Edited By Anita Auer, Daniel Schreier, and Richard J. Watts
This book "challenges the assumption that there is only one 'legitimate' and homogenous form of English or of any other language" and "supports the view of different/alternative histories of the English language and will appeal to readers who are skeptical of 'standard' language ideology."
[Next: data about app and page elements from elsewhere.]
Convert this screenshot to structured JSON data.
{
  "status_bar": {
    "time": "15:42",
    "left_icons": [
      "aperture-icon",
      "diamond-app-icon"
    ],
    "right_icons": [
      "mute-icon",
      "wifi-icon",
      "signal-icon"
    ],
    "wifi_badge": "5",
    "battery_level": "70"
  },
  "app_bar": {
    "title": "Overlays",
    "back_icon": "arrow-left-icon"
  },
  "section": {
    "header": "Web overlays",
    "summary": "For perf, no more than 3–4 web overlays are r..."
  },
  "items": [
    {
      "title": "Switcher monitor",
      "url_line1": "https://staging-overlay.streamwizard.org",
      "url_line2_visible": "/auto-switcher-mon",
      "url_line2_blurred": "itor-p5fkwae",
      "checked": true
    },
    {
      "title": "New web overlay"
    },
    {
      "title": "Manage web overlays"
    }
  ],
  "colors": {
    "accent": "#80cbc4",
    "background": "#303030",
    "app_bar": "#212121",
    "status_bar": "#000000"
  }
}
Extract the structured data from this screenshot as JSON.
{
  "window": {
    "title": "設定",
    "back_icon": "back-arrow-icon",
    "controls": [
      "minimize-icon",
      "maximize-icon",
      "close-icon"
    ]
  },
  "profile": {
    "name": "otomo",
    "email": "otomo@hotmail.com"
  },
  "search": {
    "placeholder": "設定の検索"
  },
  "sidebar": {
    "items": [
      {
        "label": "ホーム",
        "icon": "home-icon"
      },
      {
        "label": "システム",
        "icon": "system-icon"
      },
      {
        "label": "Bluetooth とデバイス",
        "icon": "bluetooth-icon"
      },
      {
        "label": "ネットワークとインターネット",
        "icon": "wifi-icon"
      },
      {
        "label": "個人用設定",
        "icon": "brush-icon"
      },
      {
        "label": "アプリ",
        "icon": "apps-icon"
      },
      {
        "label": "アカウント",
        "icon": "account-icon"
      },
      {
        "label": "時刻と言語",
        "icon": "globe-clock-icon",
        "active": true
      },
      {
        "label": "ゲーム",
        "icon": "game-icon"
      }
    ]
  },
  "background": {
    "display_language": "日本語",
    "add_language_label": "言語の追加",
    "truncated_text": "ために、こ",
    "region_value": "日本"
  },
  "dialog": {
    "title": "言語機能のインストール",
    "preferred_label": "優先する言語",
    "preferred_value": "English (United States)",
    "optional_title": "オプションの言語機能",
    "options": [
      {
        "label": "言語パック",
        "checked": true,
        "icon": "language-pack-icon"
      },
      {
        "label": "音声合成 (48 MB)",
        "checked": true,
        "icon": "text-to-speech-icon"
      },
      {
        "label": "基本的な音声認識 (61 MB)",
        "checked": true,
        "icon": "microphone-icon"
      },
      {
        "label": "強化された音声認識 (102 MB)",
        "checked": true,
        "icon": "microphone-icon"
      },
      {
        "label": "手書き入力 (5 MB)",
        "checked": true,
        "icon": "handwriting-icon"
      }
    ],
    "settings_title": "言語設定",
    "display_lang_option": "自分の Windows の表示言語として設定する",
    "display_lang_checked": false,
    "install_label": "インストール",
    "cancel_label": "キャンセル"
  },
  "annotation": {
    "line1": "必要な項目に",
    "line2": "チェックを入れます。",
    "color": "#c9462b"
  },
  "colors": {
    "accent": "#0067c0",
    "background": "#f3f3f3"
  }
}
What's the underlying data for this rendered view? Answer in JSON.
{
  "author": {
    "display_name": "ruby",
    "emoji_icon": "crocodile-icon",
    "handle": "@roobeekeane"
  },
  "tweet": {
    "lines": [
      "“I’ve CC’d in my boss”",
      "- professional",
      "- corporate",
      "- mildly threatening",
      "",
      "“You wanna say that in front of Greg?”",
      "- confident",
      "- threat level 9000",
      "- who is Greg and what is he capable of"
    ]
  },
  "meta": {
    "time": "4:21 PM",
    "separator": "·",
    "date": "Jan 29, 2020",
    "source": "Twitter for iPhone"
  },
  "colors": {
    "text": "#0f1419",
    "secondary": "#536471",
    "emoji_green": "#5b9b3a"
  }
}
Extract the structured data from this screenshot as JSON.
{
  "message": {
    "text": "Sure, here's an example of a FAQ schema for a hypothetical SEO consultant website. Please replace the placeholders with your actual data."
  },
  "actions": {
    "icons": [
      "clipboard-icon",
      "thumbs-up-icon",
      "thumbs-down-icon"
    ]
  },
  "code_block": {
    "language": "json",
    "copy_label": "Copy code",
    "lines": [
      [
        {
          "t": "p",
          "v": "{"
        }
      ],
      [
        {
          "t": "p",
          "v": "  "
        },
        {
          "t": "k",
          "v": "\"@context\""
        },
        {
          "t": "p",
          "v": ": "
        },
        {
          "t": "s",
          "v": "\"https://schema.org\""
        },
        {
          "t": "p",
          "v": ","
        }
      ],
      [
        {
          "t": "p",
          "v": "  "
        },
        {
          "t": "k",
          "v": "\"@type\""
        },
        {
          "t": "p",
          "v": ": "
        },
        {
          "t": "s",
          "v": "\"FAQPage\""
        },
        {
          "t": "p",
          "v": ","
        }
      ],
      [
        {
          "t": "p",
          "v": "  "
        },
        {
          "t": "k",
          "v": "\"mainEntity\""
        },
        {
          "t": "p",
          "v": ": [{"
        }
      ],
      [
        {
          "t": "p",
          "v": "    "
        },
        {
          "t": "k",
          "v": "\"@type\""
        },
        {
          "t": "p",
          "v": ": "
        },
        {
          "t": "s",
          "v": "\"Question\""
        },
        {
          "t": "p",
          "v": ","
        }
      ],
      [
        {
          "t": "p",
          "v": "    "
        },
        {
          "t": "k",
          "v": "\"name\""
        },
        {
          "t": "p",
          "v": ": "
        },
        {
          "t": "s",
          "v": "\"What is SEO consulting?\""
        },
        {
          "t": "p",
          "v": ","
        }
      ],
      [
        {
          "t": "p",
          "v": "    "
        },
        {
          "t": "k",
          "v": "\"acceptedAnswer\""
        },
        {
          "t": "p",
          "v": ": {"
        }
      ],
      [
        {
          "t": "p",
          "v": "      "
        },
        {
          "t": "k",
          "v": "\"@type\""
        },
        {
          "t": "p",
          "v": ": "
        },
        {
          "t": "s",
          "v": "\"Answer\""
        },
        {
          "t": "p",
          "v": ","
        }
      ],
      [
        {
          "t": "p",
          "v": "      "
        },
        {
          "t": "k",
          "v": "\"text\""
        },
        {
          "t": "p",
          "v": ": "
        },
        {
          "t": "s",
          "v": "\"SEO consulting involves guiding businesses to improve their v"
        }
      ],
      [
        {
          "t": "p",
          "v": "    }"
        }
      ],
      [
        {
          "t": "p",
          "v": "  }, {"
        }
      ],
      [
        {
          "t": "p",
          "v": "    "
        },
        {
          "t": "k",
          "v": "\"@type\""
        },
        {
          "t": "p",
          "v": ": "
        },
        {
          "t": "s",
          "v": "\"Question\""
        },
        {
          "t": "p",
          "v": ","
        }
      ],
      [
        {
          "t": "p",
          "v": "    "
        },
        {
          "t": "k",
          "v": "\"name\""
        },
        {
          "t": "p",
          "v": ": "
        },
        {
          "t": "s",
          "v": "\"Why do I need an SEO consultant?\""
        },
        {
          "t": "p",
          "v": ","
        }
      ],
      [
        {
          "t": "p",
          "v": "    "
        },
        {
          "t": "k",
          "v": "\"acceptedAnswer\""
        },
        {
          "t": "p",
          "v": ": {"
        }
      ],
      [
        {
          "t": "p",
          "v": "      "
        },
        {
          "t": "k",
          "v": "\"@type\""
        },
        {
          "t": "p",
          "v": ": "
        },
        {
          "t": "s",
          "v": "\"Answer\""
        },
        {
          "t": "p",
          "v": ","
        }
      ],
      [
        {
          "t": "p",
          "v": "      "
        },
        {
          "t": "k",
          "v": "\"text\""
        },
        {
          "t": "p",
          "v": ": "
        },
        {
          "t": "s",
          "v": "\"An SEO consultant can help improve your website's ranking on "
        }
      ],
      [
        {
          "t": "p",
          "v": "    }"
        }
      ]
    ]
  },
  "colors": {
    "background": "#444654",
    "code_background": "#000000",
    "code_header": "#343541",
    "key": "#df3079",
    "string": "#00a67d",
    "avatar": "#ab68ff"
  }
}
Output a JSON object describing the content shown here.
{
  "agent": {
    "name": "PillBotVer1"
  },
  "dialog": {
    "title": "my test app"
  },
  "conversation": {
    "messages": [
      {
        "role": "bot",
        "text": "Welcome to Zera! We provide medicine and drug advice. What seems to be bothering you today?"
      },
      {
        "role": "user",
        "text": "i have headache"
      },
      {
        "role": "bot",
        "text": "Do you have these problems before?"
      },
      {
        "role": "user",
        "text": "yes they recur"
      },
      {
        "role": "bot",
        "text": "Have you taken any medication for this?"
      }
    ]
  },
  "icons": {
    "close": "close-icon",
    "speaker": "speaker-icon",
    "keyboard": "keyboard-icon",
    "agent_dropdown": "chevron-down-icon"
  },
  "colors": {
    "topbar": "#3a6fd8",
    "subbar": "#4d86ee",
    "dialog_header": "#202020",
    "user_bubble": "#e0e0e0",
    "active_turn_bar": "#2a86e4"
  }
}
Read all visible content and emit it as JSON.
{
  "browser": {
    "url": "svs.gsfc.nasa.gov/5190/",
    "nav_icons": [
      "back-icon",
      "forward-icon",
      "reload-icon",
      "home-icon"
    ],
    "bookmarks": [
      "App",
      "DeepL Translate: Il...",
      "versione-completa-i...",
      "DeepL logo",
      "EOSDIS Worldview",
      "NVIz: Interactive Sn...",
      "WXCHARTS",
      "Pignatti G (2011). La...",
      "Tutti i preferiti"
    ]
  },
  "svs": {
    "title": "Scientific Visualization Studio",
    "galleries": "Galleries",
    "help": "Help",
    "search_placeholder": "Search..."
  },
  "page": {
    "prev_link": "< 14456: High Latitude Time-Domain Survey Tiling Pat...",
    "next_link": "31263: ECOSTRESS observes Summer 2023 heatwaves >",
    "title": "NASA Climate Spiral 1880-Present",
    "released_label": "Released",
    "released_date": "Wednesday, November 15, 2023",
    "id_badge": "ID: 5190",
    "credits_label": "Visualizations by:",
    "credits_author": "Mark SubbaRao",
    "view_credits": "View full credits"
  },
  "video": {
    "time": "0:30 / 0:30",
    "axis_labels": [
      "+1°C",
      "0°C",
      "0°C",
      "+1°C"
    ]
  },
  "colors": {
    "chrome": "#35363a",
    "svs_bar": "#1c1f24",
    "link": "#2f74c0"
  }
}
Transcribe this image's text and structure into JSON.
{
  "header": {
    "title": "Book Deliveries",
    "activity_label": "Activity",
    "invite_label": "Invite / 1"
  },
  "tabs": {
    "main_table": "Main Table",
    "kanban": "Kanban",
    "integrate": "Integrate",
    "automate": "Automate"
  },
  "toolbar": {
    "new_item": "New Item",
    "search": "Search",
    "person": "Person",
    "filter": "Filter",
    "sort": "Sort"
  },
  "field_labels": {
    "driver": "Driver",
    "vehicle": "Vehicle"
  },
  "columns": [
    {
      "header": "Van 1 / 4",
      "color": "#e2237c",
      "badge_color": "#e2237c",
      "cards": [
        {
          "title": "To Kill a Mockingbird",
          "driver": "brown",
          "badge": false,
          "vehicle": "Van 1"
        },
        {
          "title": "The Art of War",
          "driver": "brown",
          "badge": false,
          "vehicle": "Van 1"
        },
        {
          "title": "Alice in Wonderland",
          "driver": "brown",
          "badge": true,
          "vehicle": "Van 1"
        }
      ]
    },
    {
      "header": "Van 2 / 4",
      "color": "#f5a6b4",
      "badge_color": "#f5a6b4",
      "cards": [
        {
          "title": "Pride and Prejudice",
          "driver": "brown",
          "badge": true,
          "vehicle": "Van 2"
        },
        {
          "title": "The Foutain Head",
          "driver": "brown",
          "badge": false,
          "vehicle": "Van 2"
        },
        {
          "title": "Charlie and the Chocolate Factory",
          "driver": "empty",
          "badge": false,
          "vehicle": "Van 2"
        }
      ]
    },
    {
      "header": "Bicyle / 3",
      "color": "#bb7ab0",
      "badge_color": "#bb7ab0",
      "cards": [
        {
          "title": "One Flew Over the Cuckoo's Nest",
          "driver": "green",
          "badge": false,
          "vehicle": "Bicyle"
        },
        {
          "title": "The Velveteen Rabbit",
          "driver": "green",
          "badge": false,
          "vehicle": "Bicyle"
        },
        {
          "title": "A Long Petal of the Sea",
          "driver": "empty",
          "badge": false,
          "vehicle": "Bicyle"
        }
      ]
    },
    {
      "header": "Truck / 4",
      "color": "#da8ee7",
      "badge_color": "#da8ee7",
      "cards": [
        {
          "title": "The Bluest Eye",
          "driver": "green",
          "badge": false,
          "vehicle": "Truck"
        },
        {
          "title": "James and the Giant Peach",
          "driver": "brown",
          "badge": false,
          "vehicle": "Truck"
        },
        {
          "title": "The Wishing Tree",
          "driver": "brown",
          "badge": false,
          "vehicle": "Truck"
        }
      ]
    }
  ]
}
Japanese and Korean are typologically quite similar, so a linguistic phenomenon in one language often has a counterpart in the other. The papers in this volume are intended to further compare and/or contrast research in both languages. This selection of papers reflects the Fifth Japanese/Korean Linguistics Conference's unique division into four separate panesl: Conversation, Grammaticalization and Semantics, Syntax and Semantics, and Korean Phonology.